of the person who acquires the property.
4. The $1,000,000 exclusion, for real property other than the sellers
or decedents principal residence, applies to the assessed
value of property immediately before transfer. In other words, real
property other than the principal residence, with an assessed value
up to $1,000,000 is excluded from reassessment. The sales price
or actual current market value does not affect the $1,000,000
limit. The $1,000,000 exclusion that is available to grandchildren
for property other than a principal residence received from their
grandparents is the same $1,000,000 exclusion which they have remaining
available from their parents under Proposition 58.
5. The total value of property (or properties) which a parent may
transfer to all children without reassessment is $1,000,000 of assessed
value, for property other than the principal residence.
This limit is cumulative over time. After property (or properties)
with $1,000,000 of assessed value is transferred without reassessment,
all future transfers will be reassessed (except the transfer of
the principal residence if it has not already been transferred).
The $1,000,000 limit applies only to transfers of properties within
the State of California. Transfers of properties in other states
are not included in establishing the $1,000,000 limit.
6. The $1,000,000 exclusion is a limit for each parent separately.
Community property of married parents would have a $2,000,000 limit.
Proposition 193 specifies that a grandchild can have excluded only
$1,000,000 of property transferred from his or her father AND his
parents (paternal grandparents) and $1,000,000 of property transferred
from his or her mother AND her parents (maternal grandparents).
7. Transfers by sale, gift, devise or inheritance qualify for the
8. Transfers between parents and children as individuals, from grandparents
to grandchildren as individuals, between joint tenants, from trusts
to individuals, or from individuals to trusts may qualify for the
Transfers of ownership interests in legal entities do not qualify
for the exclusion. Transfers through the medium of a trust, however,
may qualify for the exclusion.
9. Currently, the person who acquires the property must file the
claim within three years of the date of transfer, but before transfer
to a third party; or within six months after the date of mailing
of a Notice of Assessed Value Change, issued as a result of the

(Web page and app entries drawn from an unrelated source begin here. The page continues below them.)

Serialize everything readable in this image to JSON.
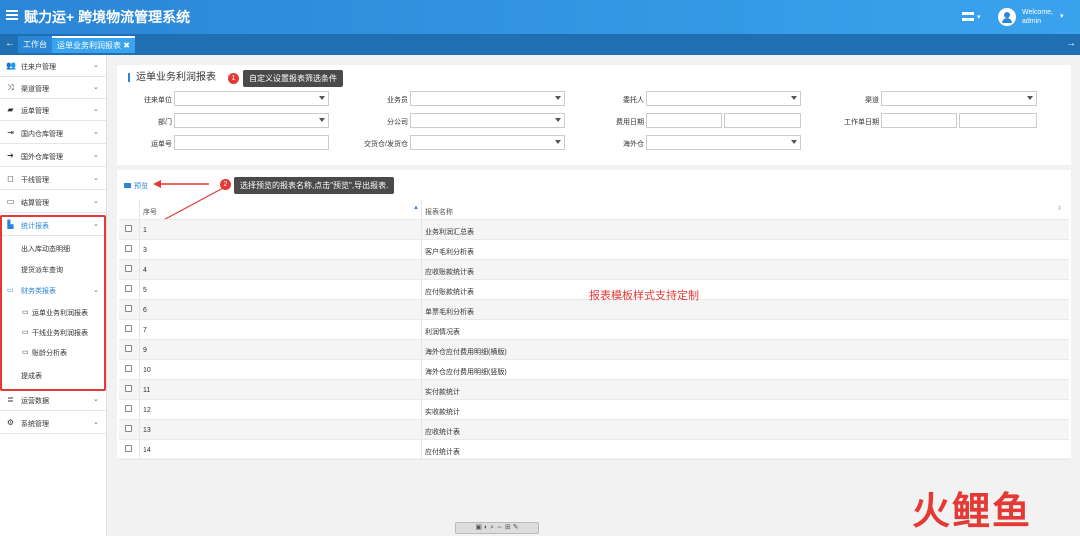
{
  "app": {
    "title": "赋力运+ 跨境物流管理系统",
    "welcome": "Welcome,",
    "user": "admin"
  },
  "tabs": [
    {
      "label": "工作台"
    },
    {
      "label": "运单业务利润报表 ✖"
    }
  ],
  "sidebar": {
    "items": [
      {
        "label": "往来户管理",
        "icon": "users-icon"
      },
      {
        "label": "渠道管理",
        "icon": "shuffle-icon"
      },
      {
        "label": "运单管理",
        "icon": "truck-icon"
      },
      {
        "label": "国内仓库管理",
        "icon": "sign-in-icon"
      },
      {
        "label": "国外仓库管理",
        "icon": "sign-out-icon"
      },
      {
        "label": "干线管理",
        "icon": "bookmark-icon"
      },
      {
        "label": "结算管理",
        "icon": "card-icon"
      },
      {
        "label": "统计报表",
        "icon": "bar-chart-icon"
      }
    ],
    "stats_sub": [
      {
        "label": "出入库动态明细"
      },
      {
        "label": "提货派车查询"
      }
    ],
    "finance": {
      "label": "财务类报表"
    },
    "finance_sub": [
      {
        "label": "运单业务利润报表"
      },
      {
        "label": "干线业务利润报表"
      },
      {
        "label": "账龄分析表"
      }
    ],
    "commission": {
      "label": "提成表"
    },
    "bottom_items": [
      {
        "label": "运营数据",
        "icon": "database-icon"
      },
      {
        "label": "系统管理",
        "icon": "gear-icon"
      }
    ]
  },
  "filter": {
    "title": "运单业务利润报表",
    "callout1": "自定义设置报表筛选条件",
    "badge1": "1",
    "labels": {
      "client": "往来单位",
      "salesman": "业务员",
      "consignor": "委托人",
      "channel": "渠道",
      "dept": "部门",
      "branch": "分公司",
      "fee_date": "费用日期",
      "job_date": "工作单日期",
      "waybill": "运单号",
      "warehouse": "交货仓/发货仓",
      "overseas": "海外仓"
    }
  },
  "list": {
    "preview_label": "预览",
    "callout2": "选择预览的报表名称,点击\"预览\",导出报表.",
    "badge2": "2",
    "col_no": "序号",
    "col_name": "报表名称",
    "rows": [
      {
        "no": "1",
        "name": "业务利润汇总表"
      },
      {
        "no": "3",
        "name": "客户毛利分析表"
      },
      {
        "no": "4",
        "name": "应收账款统计表"
      },
      {
        "no": "5",
        "name": "应付账款统计表"
      },
      {
        "no": "6",
        "name": "单票毛利分析表"
      },
      {
        "no": "7",
        "name": "利润情况表"
      },
      {
        "no": "9",
        "name": "海外仓应付费用明细(横版)"
      },
      {
        "no": "10",
        "name": "海外仓应付费用明细(竖版)"
      },
      {
        "no": "11",
        "name": "实付款统计"
      },
      {
        "no": "12",
        "name": "实收款统计"
      },
      {
        "no": "13",
        "name": "应收统计表"
      },
      {
        "no": "14",
        "name": "应付统计表"
      }
    ]
  },
  "note": "报表模板样式支持定制",
  "watermark": "火鲤鱼",
  "colors": {
    "accent": "#2a86d6",
    "red": "#e53935",
    "callout": "#4a4a4a"
  }
}
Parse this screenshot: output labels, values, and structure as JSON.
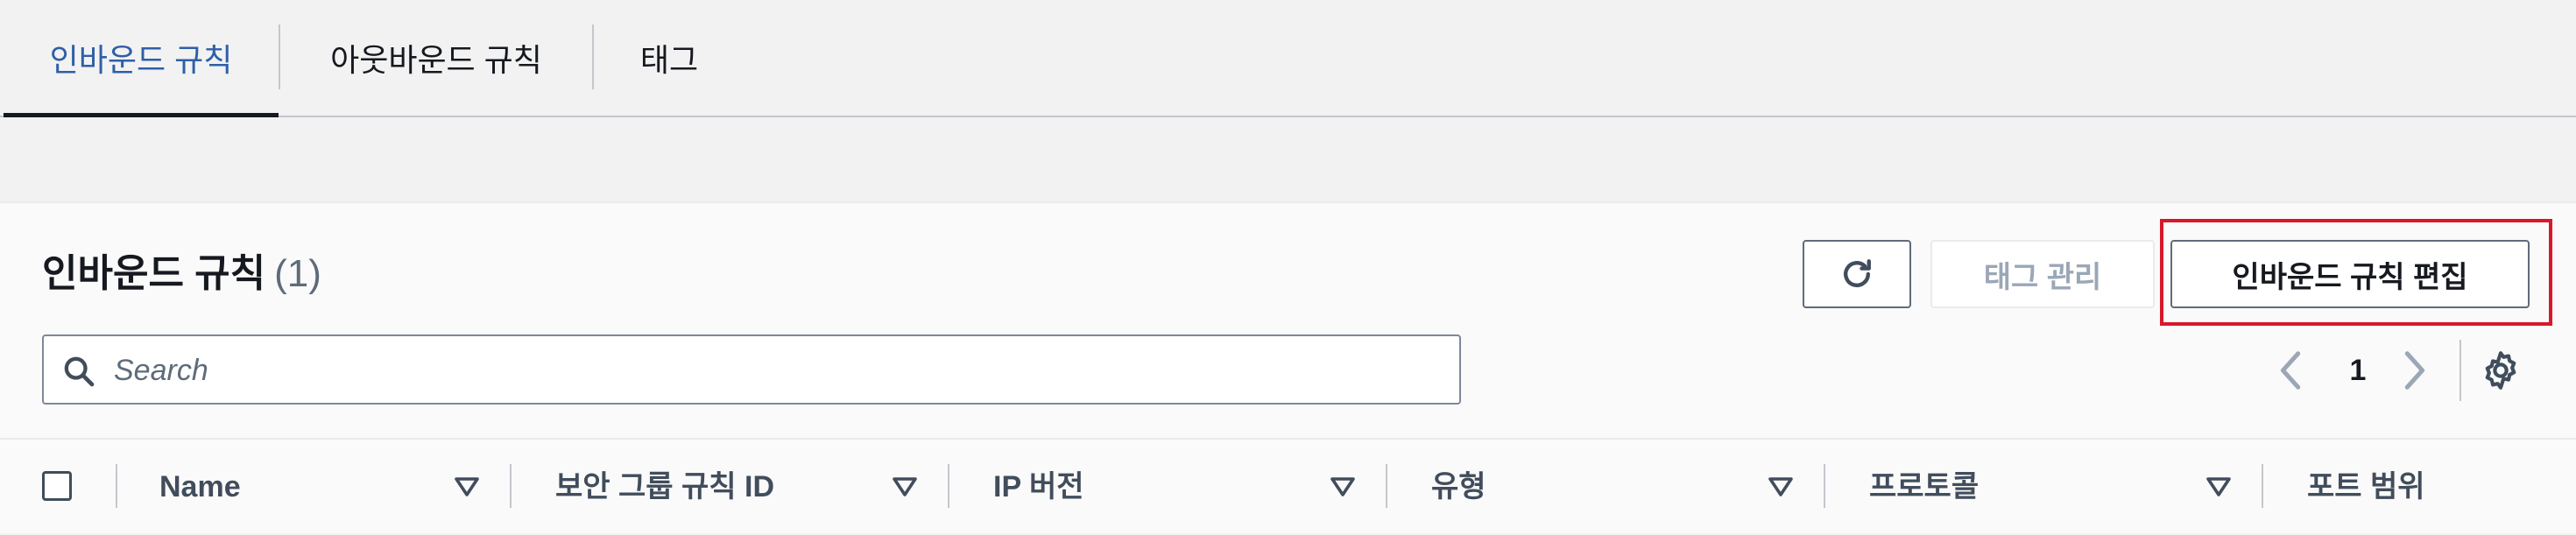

transfer of property for which the claim is filed, whichever is
later. There are limited exceptions to these deadlines under new
legislation (Senate Bill 542) which affects 1998-99 fiscal year
taxes and thereafter. The property, however, must not have transferred
to a third party.
Homeowners Guide to Proposition 58 and Proposition 193
South Bay Brokers
1640 So. Pacific
Redondo Beach, CA 90277
(310) 375-9616 Fax
2501 No. Sepulveda Blvd., 2nd Floor
Manhattan Beach, CA 90266
(310) 545-0515 Fax